Rising Mortgage Rates Won’t Derail Homebuying Demand in 2022, Fleming Says
An increase in the number of U.S. households as the economy emerges from the pandemic will support home sales in 2022 even as mortgage rates rise, according to Mark Fleming, chief economist of First American, the nation’s largest title insurer.
The number of households fell 2.4% in 2020 to 128.5 million from 2019's record high of 128.6 million, the first decline in Census Bureau data going back to 1948. As families emerge from bunking in together during the pandemic, more people will need their own homes, supporting demand for property, Fleming said.
“While rising mortgage rates may reduce affordability in 2022, it’s important to note that each rising-rate environment is different and influenced by a variety of economic trends, and the rising rates we see today are driven by a recovering economy,” Fleming said.
An increase in mortgage rates led to declining existing-home sales in only two of the six rising-rate eras of the past three decades, Fleming said.

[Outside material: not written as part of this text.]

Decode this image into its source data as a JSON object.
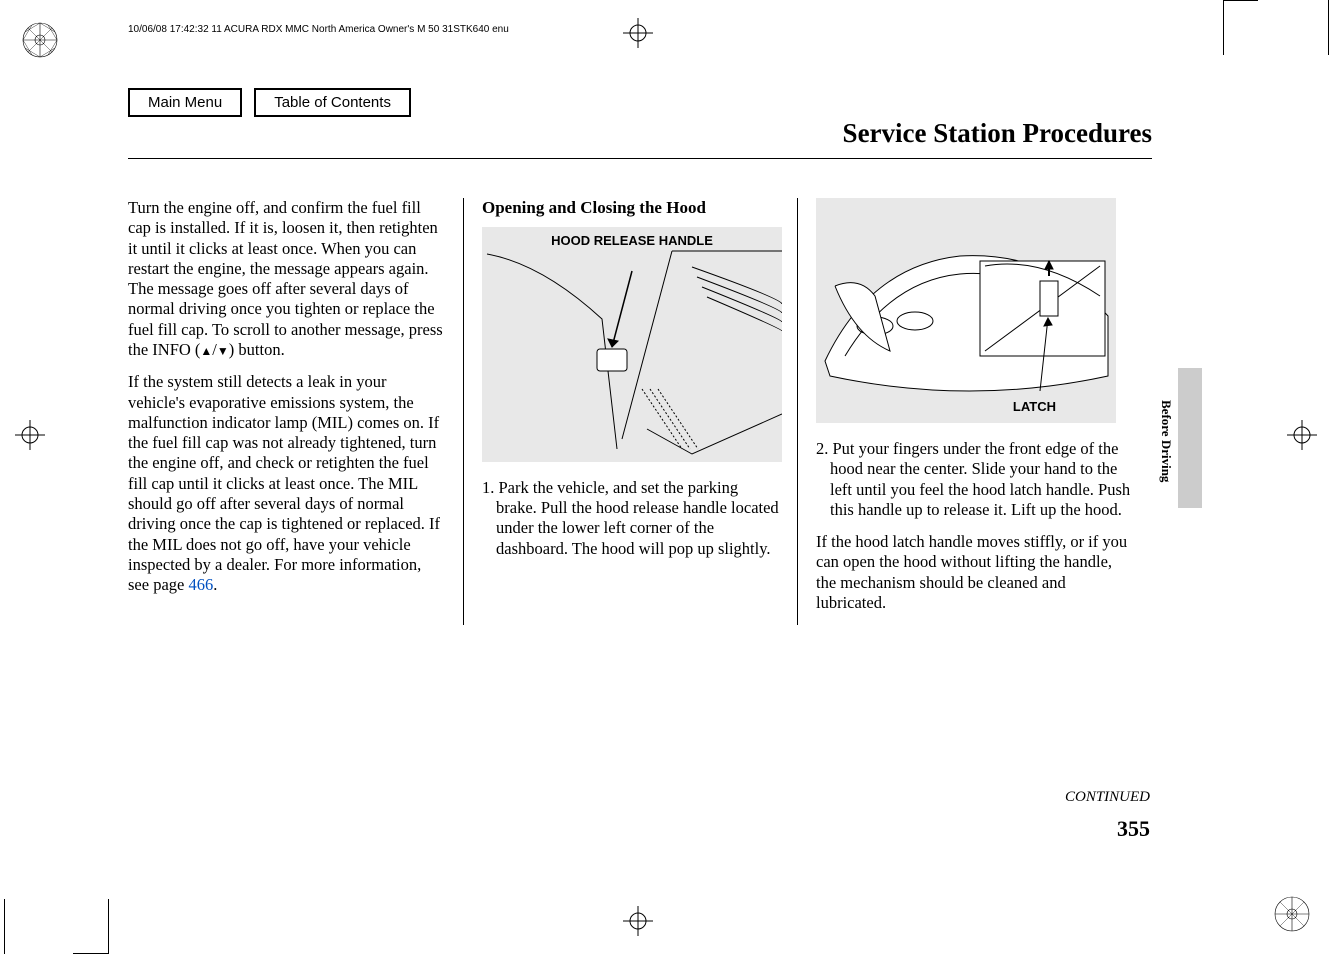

The first example was 1994, as the Fed hiked its benchmark rate to cool an overheating economy, and the second was the 2008 housing bust, he said.
“Existing-home sales don’t always slow down when mortgage rates rise and are often more influenced by why mortgage rates are rising,” said Fleming, without specifying the size of the projected increase in property sales during 2022.
The four times rates rose without derailing homebuying demand include 2013, when the Federal Reserve's decision to pull back from a bond-purchasing program caused rates to spike more than a percentage point over two months, Fleming said.
Another example was in 2017, when it took almost a year of rising rates before the pace of existing-home sales started to soften, he said.
“Context matters and each rising-rate era is different,” he said. “The housing market’s response to rising rates depends on the reason why rates are rising.”
Home financing costs are increasing as the Federal Reserve speeds up the planned taper of the more than $3 trillion of bond purchases it made to support the economy in the first half of the pandemic.
Mortgage rates likely will gain half a percentage point over the coming 12 months, according to a forecast from the National Association of Realtors. The average U.S. rate for a 30-year fixed home loan probably will be 3.7% in 2022's fourth quarter, up from 3.1% in the current quarter, NAR said.